23 June 2011 | Adam Leach
A sharp slowdown in manufacturing in the Eurozone has led to the lowest rate of
growth since October 2009, according to purchasing managers.
The Markit Flash Eurozone Purchasing Managers’
Output Index (PMI), based on data from 13-22 June, dropped to 52.4 for June
compared with 55.2 in May.
Output growth has slowed sharply since peaking in
February.

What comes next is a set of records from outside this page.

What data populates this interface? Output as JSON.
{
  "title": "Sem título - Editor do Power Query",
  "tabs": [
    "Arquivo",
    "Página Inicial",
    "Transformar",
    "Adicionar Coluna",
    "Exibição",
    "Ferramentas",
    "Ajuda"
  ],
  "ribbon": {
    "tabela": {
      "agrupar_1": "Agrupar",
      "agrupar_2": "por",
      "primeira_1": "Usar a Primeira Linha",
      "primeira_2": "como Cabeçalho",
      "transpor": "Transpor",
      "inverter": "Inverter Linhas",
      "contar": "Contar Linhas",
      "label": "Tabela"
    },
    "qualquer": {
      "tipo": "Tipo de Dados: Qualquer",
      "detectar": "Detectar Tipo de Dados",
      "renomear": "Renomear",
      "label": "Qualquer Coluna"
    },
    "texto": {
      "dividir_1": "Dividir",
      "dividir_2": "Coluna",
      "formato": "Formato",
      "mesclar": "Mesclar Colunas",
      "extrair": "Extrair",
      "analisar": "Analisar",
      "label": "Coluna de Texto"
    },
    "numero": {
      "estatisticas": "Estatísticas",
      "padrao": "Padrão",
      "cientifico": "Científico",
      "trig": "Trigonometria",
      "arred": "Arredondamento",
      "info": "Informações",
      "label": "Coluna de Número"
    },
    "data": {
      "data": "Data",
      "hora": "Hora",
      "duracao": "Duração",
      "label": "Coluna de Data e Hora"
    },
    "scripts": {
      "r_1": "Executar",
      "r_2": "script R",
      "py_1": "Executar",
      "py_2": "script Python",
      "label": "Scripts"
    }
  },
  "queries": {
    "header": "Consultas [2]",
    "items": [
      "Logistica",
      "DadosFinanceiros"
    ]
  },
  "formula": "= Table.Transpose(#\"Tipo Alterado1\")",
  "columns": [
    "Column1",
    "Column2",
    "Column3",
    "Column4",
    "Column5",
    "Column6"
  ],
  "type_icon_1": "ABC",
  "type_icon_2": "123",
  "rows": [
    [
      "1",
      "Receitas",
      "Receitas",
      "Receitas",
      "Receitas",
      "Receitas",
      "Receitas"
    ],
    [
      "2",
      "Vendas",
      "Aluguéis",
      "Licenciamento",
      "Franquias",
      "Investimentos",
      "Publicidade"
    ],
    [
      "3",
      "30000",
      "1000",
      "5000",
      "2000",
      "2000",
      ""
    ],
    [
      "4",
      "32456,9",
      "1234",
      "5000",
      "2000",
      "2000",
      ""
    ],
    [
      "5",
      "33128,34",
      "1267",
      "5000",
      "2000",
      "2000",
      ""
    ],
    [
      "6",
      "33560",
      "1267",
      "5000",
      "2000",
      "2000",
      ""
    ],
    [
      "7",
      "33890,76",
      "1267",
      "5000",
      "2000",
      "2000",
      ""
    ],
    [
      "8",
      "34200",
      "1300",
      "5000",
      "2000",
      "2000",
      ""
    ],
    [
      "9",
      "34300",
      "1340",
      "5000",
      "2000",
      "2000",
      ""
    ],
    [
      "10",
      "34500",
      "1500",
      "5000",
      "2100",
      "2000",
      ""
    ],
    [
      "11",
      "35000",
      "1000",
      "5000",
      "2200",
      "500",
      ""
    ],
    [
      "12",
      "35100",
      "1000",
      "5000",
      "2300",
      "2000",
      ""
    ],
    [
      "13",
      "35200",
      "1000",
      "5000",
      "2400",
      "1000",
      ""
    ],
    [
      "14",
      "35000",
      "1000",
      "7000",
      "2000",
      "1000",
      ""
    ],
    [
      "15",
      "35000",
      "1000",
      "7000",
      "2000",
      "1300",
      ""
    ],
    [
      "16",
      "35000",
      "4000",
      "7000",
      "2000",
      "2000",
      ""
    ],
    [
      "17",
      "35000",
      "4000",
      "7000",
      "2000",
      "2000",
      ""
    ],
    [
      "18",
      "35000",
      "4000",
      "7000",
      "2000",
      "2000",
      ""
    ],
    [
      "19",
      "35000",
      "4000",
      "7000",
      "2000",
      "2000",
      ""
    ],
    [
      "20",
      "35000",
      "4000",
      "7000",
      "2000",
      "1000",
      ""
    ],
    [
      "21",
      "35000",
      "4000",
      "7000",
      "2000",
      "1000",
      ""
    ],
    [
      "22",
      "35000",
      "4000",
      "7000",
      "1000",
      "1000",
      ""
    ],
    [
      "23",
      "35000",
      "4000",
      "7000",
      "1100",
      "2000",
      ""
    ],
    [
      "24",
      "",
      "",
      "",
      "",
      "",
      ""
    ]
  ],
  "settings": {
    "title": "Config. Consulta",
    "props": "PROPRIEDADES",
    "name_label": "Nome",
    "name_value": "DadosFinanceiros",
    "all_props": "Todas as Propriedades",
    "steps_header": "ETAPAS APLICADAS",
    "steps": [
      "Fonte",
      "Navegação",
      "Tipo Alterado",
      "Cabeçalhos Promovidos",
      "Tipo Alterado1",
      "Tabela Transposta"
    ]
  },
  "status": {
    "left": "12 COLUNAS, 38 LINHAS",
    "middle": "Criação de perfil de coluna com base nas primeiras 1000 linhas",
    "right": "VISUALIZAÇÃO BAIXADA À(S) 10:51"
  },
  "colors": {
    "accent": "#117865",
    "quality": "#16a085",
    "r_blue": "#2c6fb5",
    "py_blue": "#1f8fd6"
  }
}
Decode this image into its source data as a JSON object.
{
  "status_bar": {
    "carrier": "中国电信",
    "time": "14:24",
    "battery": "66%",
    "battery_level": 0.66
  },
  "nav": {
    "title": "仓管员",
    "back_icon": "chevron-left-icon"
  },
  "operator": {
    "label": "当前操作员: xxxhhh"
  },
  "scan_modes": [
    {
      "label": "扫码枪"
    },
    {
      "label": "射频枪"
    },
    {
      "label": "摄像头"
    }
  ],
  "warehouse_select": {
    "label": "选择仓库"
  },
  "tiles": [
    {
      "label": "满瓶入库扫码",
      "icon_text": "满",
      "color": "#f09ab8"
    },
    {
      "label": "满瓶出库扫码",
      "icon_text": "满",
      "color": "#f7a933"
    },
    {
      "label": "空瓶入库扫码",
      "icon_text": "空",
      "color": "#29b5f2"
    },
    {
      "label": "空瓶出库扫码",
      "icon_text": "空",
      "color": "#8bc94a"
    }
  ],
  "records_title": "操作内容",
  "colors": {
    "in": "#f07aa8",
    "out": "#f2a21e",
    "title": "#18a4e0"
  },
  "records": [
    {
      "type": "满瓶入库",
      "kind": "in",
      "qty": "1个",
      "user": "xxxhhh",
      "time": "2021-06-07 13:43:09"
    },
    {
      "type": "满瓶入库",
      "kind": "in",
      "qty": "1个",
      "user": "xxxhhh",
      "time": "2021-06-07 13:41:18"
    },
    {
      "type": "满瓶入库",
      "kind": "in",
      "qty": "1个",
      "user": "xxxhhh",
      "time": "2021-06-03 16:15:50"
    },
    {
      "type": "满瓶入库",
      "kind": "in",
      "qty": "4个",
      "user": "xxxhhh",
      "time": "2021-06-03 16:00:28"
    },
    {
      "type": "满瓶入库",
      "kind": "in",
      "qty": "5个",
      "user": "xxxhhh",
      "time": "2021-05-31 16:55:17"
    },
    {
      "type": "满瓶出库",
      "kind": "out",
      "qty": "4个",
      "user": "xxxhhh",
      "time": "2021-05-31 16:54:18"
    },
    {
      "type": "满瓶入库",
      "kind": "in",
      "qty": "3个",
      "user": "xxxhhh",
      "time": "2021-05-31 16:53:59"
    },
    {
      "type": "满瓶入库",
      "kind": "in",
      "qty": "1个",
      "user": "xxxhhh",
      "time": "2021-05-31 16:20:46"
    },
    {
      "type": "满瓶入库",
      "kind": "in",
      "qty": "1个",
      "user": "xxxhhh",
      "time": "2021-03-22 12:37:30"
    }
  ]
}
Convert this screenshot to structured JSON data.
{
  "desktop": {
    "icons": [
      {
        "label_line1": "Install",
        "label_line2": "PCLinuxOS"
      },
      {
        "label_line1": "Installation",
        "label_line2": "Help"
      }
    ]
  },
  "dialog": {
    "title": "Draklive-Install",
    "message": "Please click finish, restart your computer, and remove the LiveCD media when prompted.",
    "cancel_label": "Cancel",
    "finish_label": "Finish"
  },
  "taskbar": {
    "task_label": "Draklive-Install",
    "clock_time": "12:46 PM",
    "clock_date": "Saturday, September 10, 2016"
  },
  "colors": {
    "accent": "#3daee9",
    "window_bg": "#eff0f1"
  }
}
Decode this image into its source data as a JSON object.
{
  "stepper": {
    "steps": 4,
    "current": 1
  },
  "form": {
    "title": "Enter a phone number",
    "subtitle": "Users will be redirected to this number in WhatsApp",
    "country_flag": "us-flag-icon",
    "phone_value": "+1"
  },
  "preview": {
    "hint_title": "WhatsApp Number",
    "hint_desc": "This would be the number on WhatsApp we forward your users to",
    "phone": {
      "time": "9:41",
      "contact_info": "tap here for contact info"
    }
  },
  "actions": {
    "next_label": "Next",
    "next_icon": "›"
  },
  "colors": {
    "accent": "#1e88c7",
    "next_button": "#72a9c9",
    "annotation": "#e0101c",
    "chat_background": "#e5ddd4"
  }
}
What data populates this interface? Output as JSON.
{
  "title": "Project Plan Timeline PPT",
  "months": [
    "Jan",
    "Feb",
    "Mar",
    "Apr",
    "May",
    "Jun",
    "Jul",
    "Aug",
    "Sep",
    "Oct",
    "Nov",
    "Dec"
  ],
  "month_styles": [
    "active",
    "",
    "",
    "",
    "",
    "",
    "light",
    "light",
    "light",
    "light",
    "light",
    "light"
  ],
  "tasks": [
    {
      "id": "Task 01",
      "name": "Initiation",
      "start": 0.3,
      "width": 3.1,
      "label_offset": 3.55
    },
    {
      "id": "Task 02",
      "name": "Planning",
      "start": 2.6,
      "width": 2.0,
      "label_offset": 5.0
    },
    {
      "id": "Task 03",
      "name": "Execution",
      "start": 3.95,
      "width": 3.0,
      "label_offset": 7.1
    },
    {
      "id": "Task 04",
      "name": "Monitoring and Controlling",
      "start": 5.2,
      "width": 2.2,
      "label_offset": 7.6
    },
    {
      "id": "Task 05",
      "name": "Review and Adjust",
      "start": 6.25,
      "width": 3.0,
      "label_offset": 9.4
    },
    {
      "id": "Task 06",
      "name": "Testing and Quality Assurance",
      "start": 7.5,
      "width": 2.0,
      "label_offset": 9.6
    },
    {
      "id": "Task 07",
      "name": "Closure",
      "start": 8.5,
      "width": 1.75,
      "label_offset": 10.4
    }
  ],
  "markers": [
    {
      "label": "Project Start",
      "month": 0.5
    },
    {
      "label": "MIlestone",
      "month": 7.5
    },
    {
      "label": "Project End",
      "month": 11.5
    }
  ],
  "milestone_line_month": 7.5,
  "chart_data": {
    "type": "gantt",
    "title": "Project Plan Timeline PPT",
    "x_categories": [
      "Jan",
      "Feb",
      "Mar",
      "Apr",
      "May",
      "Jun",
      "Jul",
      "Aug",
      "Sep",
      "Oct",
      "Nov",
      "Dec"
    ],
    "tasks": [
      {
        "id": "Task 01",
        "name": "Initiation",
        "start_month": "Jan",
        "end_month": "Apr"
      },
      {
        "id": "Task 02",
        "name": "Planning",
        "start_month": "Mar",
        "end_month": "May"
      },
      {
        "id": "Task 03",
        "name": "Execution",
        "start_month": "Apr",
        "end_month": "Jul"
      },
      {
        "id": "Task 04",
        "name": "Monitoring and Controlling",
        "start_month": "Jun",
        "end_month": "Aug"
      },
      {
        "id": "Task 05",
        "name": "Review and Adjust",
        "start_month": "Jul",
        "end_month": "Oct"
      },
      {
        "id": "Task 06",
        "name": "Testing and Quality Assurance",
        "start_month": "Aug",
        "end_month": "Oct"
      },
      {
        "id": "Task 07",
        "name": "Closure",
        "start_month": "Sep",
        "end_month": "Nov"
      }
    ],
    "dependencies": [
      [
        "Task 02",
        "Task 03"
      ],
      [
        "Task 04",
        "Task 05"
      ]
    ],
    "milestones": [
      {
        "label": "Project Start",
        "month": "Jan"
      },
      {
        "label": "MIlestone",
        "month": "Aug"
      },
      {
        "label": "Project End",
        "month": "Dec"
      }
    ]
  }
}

This was a result of the first drop in new orders since July 2009 and
only a modest rise in export orders.
The PMI survey also saw the ratio of new orders to
inventories in the manufacturing sector drop to its lowest since April 2009.
The German manufacturing sector grew slightly in June but slowed down sharply
from the pace seen in the first quarter, with growth slightly increasing from
May. Meanwhile France saw growth in the sector hit an eight-month low.
On a more positive note for manufacturers, the report found that input prices
had increased at the slowest rate since October 2010, down from the peak rate in
Chris Williamson, chief economist at Markit said: “The euro area’s economic growth surge has
lost momentum at a worrying rate in the past two months. Manufacturing growth
has slowed especially sharply, slipping close to stagnation in June.
“Even German manufacturing, the
driving force of the region’s recovery, has seen a marked deterioration in
output and new orders growth – linked to a large extent to a severe weakening
of export order book growth. Meanwhile, the euro area excluding France and
Germany has fallen back into contraction for the first time since late 2009.
“Although prices charged for goods
and services rose at an increased rate, input cost inflation slowed sharply,
largely reflecting lower oil and other commodity prices. Lower costs should
feed through to lower selling prices, and ultimately consumer price inflation,
in the coming months.”